Conrad Poirier (born in Montreal July 17, 1912 – died January 12, 1968, in Montreal West) was a Québécois photographer, a pioneer of photojournalism in Quebec.[1]

Conrad Poirier
BornJuly 17, 1912
DiedJanuary 12, 1968(1968-01-12) (aged 55)



Self-taught photographer, Poirier began his career in 1932 with a Speed Graphic, a device that uses a 4 × 5 film, Poirier captures images of sports and cultural events Montréal.[2] In addition, he photographed many famous Quebec personalities of the time.[3] He was a freelance writer and sold his photos to large newspapers: The Gazette, Montreal Standard, La Patrie, La Presse. His customers included thirty Canadian media institutions both in French and English.

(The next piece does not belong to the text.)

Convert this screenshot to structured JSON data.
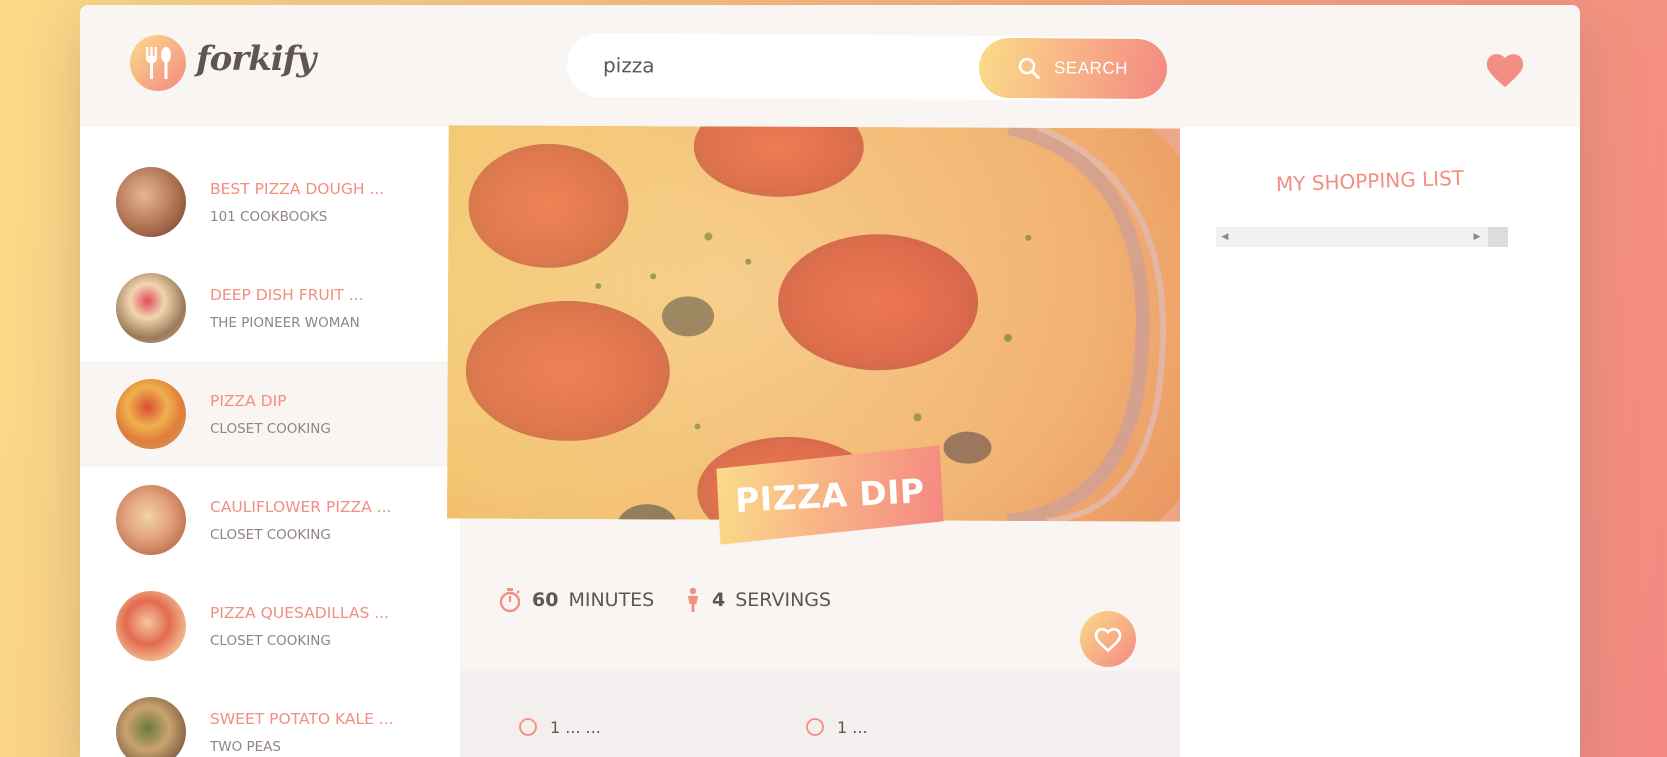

Honors and awards


Popular entertainment and leisure places for Montrealers (Belmont Park, the Delorimier Stadium, Montreal Forum, the evenings at the chalet de la Montagne on Mount Royal, the public beaches of Saint Helen's Island and LaSalle), were the subject of several photo essays by Poirier for which he won numerous awards: Grand National Canadian Prize, Canadian Press Prize, Prize of the Association of Photographers of Canada.[2]


  1. ^ (in French) Michel Lessard et collectif d'auteurs, Montréal au XXe siècle, regards de photographes, Éditions de l'Homme, Montréal 1995, 335 pages
  2. ^ a b (in French) Bibliothèque et Archives nationales du Québec, Poirier Archives Holdings
  3. ^ Robert Lefebvre, The Early And Rare Canadiens Photography Of Conrad Poirier Archived October 20, 2021, at the Wayback Machine, Vox Media, June 5, 2009.